Sydney, Melbourne, Brisbane, Adelaide and Perth experienced an average price drop of 40 cents per litre (cpl) in December 2018, with prices falling from a 10-year high of 159.9 cents per litre in October 2018, the ACCC’s December quarter petrol monitoring report shows.
The ACCC collects retail petrol prices for all capital cities and over 190 regional locations across Australia.
“Petrol prices dropping so dramatically in time for the end of year holidays was great news for motorists,” said ACCC Chair Rod Sims.
“It’s good to see that retail prices followed the fall in international prices in many locations.”
Smaller capital cities Canberra, Hobart and Darwin, in addition to many regional areas, also experienced a price drop, although not as significant as the major urban areas.
The ACCC also states that fuel prices are continuing to fall in January 2019.
“We will monitor prices closely in our small cities and regional areas and highlight where prices do not reflect the large fall in crude oil prices,” added Mr. Sims.
International crude oil prices were behind the October peak before concerns over a global trade war and reduced economic activity saw the price for petrol drop in November and December 2018.
The report also found that both diesel and LPG prices in the five big capital cities had increased in the December quarter, with diesel retailing on average at 158.1 cpl, and LPG retailing on average for 88.4 cpl.
News: Petrol prices in December 2018 fall significantly https://t.co/EbDGGYzZV8
— ACCC (@acccgovau) February 18, 2019
Going the extra mile for cheap fuel
With 55% of motorists stating that the cost of fuel was a major strain on their finances, according to a Canstar Blue survey, the ACCC encourages Aussies to shop around and use price cycles to save at the petrol bowser.

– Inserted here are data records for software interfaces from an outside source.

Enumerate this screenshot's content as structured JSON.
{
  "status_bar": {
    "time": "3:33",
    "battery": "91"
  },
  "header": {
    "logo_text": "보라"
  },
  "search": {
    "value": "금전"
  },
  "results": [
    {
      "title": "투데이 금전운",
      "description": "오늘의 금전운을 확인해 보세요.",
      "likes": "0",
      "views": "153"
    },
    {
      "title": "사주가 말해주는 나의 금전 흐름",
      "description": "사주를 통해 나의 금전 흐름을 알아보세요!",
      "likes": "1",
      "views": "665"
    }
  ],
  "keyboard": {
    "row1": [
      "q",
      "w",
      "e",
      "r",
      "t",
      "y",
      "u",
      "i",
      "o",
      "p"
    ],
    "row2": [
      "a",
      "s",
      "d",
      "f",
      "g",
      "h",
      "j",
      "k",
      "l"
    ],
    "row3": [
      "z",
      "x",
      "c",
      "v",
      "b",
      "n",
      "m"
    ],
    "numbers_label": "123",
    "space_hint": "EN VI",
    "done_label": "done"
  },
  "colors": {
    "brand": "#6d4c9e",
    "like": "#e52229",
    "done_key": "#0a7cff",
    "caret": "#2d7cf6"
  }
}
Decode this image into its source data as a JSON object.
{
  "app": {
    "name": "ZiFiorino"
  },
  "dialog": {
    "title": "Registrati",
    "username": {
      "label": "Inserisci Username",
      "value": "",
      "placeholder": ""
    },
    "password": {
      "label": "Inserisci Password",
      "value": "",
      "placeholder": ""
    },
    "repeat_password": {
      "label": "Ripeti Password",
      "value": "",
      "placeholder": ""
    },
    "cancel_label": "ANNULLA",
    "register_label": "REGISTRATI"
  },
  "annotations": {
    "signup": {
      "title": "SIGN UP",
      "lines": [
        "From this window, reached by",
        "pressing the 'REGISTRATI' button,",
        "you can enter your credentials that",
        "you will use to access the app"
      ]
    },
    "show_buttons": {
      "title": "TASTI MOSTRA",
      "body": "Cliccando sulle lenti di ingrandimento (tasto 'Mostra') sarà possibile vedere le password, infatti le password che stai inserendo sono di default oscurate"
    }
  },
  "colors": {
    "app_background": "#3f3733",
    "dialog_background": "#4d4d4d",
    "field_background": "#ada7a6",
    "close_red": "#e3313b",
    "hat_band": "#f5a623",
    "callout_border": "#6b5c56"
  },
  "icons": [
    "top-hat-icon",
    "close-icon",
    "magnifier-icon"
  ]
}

“There are big savings to be had by motorists who use apps to shop around for cheap fuel and who also use price cycle information on the ACCC website to time their purchases,” said Mr. Sims.
“Price transparency through fuel price websites and apps, and price cycle buying tips is important for consumers and has a flow-on effect. As more motorists start using information to their advantage, petrol stations become more aware they need to be competitive to get business.”
The Canstar Blue survey also found that half of motorists (49%) usually fill up at the same petrol station regardless of the price. About one in five (22%) have an app that allows them to monitor fuel prices.
More than half of motorists surveyed (56%) said they would be willing to drive a little further if it meant saving money on fuel.